* **Brief**
The expected answer is every line from the material below that has the word "this".
□ □ □ □
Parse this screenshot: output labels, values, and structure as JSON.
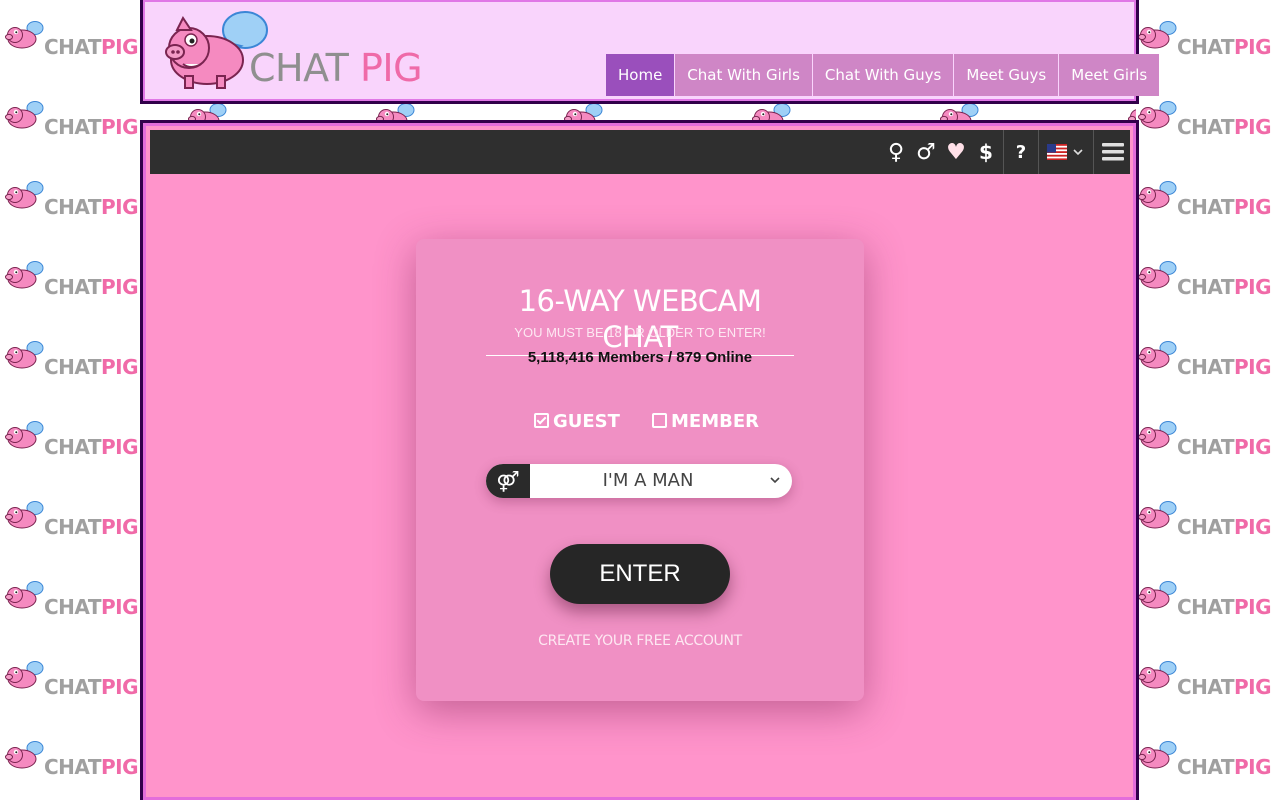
{
  "brand": {
    "name_part1": "CHAT",
    "name_part2": "PIG",
    "tile_part1": "CHAT",
    "tile_part2": "PIG"
  },
  "nav": {
    "items": [
      {
        "label": "Home",
        "active": true
      },
      {
        "label": "Chat With Girls",
        "active": false
      },
      {
        "label": "Chat With Guys",
        "active": false
      },
      {
        "label": "Meet Guys",
        "active": false
      },
      {
        "label": "Meet Girls",
        "active": false
      }
    ]
  },
  "toolbar": {
    "icons": [
      "female-icon",
      "male-icon",
      "heart-icon",
      "dollar-icon",
      "help-icon",
      "us-flag-icon",
      "menu-icon"
    ],
    "female_glyph": "♀",
    "male_glyph": "♂",
    "heart_glyph": "♥",
    "dollar_glyph": "$",
    "help_glyph": "?"
  },
  "login": {
    "title": "16-WAY WEBCAM CHAT",
    "age_notice": "YOU MUST BE 18 OR OLDER TO ENTER!",
    "member_count": "5,118,416 Members / 879 Online",
    "mode_guest": "GUEST",
    "mode_member": "MEMBER",
    "gender_value": "I'M A MAN",
    "enter_label": "ENTER",
    "create_account": "CREATE YOUR FREE ACCOUNT"
  },
  "colors": {
    "header_bg": "#f9d4fc",
    "main_bg": "#ff94cb",
    "nav_active": "#9a4fbc",
    "nav_item": "#cf86c6",
    "toolbar_bg": "#2f2f2f",
    "frame_border": "#31004a"
  }
}
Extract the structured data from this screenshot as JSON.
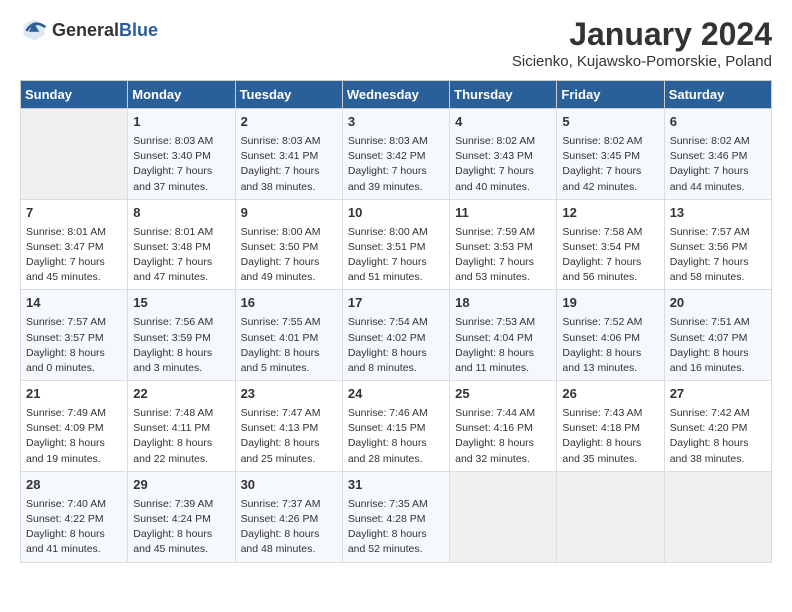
{
  "header": {
    "logo_general": "General",
    "logo_blue": "Blue",
    "title": "January 2024",
    "subtitle": "Sicienko, Kujawsko-Pomorskie, Poland"
  },
  "columns": [
    "Sunday",
    "Monday",
    "Tuesday",
    "Wednesday",
    "Thursday",
    "Friday",
    "Saturday"
  ],
  "weeks": [
    [
      {
        "day": "",
        "info": ""
      },
      {
        "day": "1",
        "info": "Sunrise: 8:03 AM\nSunset: 3:40 PM\nDaylight: 7 hours\nand 37 minutes."
      },
      {
        "day": "2",
        "info": "Sunrise: 8:03 AM\nSunset: 3:41 PM\nDaylight: 7 hours\nand 38 minutes."
      },
      {
        "day": "3",
        "info": "Sunrise: 8:03 AM\nSunset: 3:42 PM\nDaylight: 7 hours\nand 39 minutes."
      },
      {
        "day": "4",
        "info": "Sunrise: 8:02 AM\nSunset: 3:43 PM\nDaylight: 7 hours\nand 40 minutes."
      },
      {
        "day": "5",
        "info": "Sunrise: 8:02 AM\nSunset: 3:45 PM\nDaylight: 7 hours\nand 42 minutes."
      },
      {
        "day": "6",
        "info": "Sunrise: 8:02 AM\nSunset: 3:46 PM\nDaylight: 7 hours\nand 44 minutes."
      }
    ],
    [
      {
        "day": "7",
        "info": "Sunrise: 8:01 AM\nSunset: 3:47 PM\nDaylight: 7 hours\nand 45 minutes."
      },
      {
        "day": "8",
        "info": "Sunrise: 8:01 AM\nSunset: 3:48 PM\nDaylight: 7 hours\nand 47 minutes."
      },
      {
        "day": "9",
        "info": "Sunrise: 8:00 AM\nSunset: 3:50 PM\nDaylight: 7 hours\nand 49 minutes."
      },
      {
        "day": "10",
        "info": "Sunrise: 8:00 AM\nSunset: 3:51 PM\nDaylight: 7 hours\nand 51 minutes."
      },
      {
        "day": "11",
        "info": "Sunrise: 7:59 AM\nSunset: 3:53 PM\nDaylight: 7 hours\nand 53 minutes."
      },
      {
        "day": "12",
        "info": "Sunrise: 7:58 AM\nSunset: 3:54 PM\nDaylight: 7 hours\nand 56 minutes."
      },
      {
        "day": "13",
        "info": "Sunrise: 7:57 AM\nSunset: 3:56 PM\nDaylight: 7 hours\nand 58 minutes."
      }
    ],
    [
      {
        "day": "14",
        "info": "Sunrise: 7:57 AM\nSunset: 3:57 PM\nDaylight: 8 hours\nand 0 minutes."
      },
      {
        "day": "15",
        "info": "Sunrise: 7:56 AM\nSunset: 3:59 PM\nDaylight: 8 hours\nand 3 minutes."
      },
      {
        "day": "16",
        "info": "Sunrise: 7:55 AM\nSunset: 4:01 PM\nDaylight: 8 hours\nand 5 minutes."
      },
      {
        "day": "17",
        "info": "Sunrise: 7:54 AM\nSunset: 4:02 PM\nDaylight: 8 hours\nand 8 minutes."
      },
      {
        "day": "18",
        "info": "Sunrise: 7:53 AM\nSunset: 4:04 PM\nDaylight: 8 hours\nand 11 minutes."
      },
      {
        "day": "19",
        "info": "Sunrise: 7:52 AM\nSunset: 4:06 PM\nDaylight: 8 hours\nand 13 minutes."
      },
      {
        "day": "20",
        "info": "Sunrise: 7:51 AM\nSunset: 4:07 PM\nDaylight: 8 hours\nand 16 minutes."
      }
    ],
    [
      {
        "day": "21",
        "info": "Sunrise: 7:49 AM\nSunset: 4:09 PM\nDaylight: 8 hours\nand 19 minutes."
      },
      {
        "day": "22",
        "info": "Sunrise: 7:48 AM\nSunset: 4:11 PM\nDaylight: 8 hours\nand 22 minutes."
      },
      {
        "day": "23",
        "info": "Sunrise: 7:47 AM\nSunset: 4:13 PM\nDaylight: 8 hours\nand 25 minutes."
      },
      {
        "day": "24",
        "info": "Sunrise: 7:46 AM\nSunset: 4:15 PM\nDaylight: 8 hours\nand 28 minutes."
      },
      {
        "day": "25",
        "info": "Sunrise: 7:44 AM\nSunset: 4:16 PM\nDaylight: 8 hours\nand 32 minutes."
      },
      {
        "day": "26",
        "info": "Sunrise: 7:43 AM\nSunset: 4:18 PM\nDaylight: 8 hours\nand 35 minutes."
      },
      {
        "day": "27",
        "info": "Sunrise: 7:42 AM\nSunset: 4:20 PM\nDaylight: 8 hours\nand 38 minutes."
      }
    ],
    [
      {
        "day": "28",
        "info": "Sunrise: 7:40 AM\nSunset: 4:22 PM\nDaylight: 8 hours\nand 41 minutes."
      },
      {
        "day": "29",
        "info": "Sunrise: 7:39 AM\nSunset: 4:24 PM\nDaylight: 8 hours\nand 45 minutes."
      },
      {
        "day": "30",
        "info": "Sunrise: 7:37 AM\nSunset: 4:26 PM\nDaylight: 8 hours\nand 48 minutes."
      },
      {
        "day": "31",
        "info": "Sunrise: 7:35 AM\nSunset: 4:28 PM\nDaylight: 8 hours\nand 52 minutes."
      },
      {
        "day": "",
        "info": ""
      },
      {
        "day": "",
        "info": ""
      },
      {
        "day": "",
        "info": ""
      }
    ]
  ]
}
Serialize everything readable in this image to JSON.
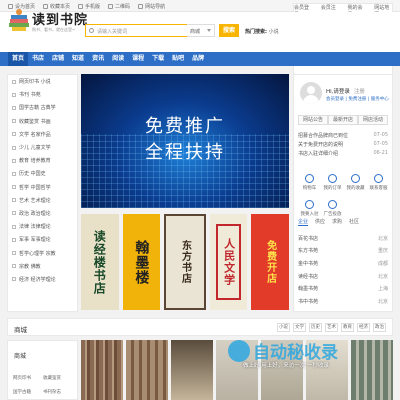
{
  "topbar": {
    "links": [
      "设为首页",
      "收藏本页",
      "手机版",
      "二维码",
      "网站导航"
    ],
    "right": [
      "会员登录",
      "会员注册",
      "我的会员",
      "网站地图"
    ]
  },
  "header": {
    "logo_title": "读到书院",
    "logo_subtitle": "购书、看书，就在这里~",
    "search_placeholder": "请输入关键词",
    "search_select": "商城",
    "search_button": "搜索",
    "hot_label": "热门搜索:",
    "hot_term": "小说"
  },
  "nav": {
    "items": [
      "首页",
      "书店",
      "店铺",
      "知道",
      "资讯",
      "阅读",
      "课程",
      "下载",
      "贴吧",
      "品牌"
    ],
    "active_index": 0
  },
  "sidebar": {
    "items": [
      "网页印书 小说",
      "书刊 书苑",
      "国学古籍 古典学",
      "收藏鉴赏 书画",
      "文学 名家作品",
      "少儿 儿童文学",
      "教育 培养教育",
      "历史 中国史",
      "哲学 中国哲学",
      "艺术 艺术理论",
      "政治 政治理论",
      "法律 法律理论",
      "军事 军事理论",
      "哲学心理学 宗教",
      "宗教 佛教",
      "经济 经济学理论"
    ]
  },
  "banner": {
    "line1": "免费推广",
    "line2": "全程扶持"
  },
  "cards": [
    "读经楼书店",
    "翰墨楼",
    "东方书店",
    "人民文学",
    "免费开店"
  ],
  "user_panel": {
    "greeting": "Hi,请登录",
    "register": "注册",
    "links": "会员登录 | 免费注册 | 服务中心",
    "tabs": [
      "网站公告",
      "最新开店",
      "网店活动"
    ],
    "news": [
      {
        "title": "招募合作品牌商已到位",
        "date": "07-05"
      },
      {
        "title": "关于免费开店的说明",
        "date": "07-05"
      },
      {
        "title": "书店入驻详细介绍",
        "date": "06-21"
      }
    ],
    "icons": [
      "购物车",
      "我的订单",
      "我的收藏",
      "联系客服",
      "我要入驻",
      "广告投放"
    ]
  },
  "right_tabs": {
    "items": [
      "企业",
      "供应",
      "求购",
      "社区"
    ],
    "active_index": 0,
    "list": [
      {
        "name": "百花书店",
        "city": "北京"
      },
      {
        "name": "东方书苑",
        "city": "重庆"
      },
      {
        "name": "金中书苑",
        "city": "成都"
      },
      {
        "name": "读经书店",
        "city": "北京"
      },
      {
        "name": "翰墨书苑",
        "city": "上海"
      },
      {
        "name": "书中书苑",
        "city": "北京"
      }
    ]
  },
  "section": {
    "title": "商城",
    "pills": [
      "小说",
      "文学",
      "历史",
      "艺术",
      "教育",
      "经济",
      "政治"
    ],
    "box_title": "商城",
    "box_links": [
      "网页印书",
      "收藏鉴赏",
      "国学古籍",
      "书刊杂志"
    ]
  },
  "watermark": {
    "main": "自动秘收录",
    "sub": "做上好 用上好，来访一次 一秒收录"
  }
}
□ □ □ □
* **Solution**
Parse this screenshot: output labels, values, and structure as JSON.
Extract the structured data from this screenshot as JSON.
Serialize everything readable in this image to JSON.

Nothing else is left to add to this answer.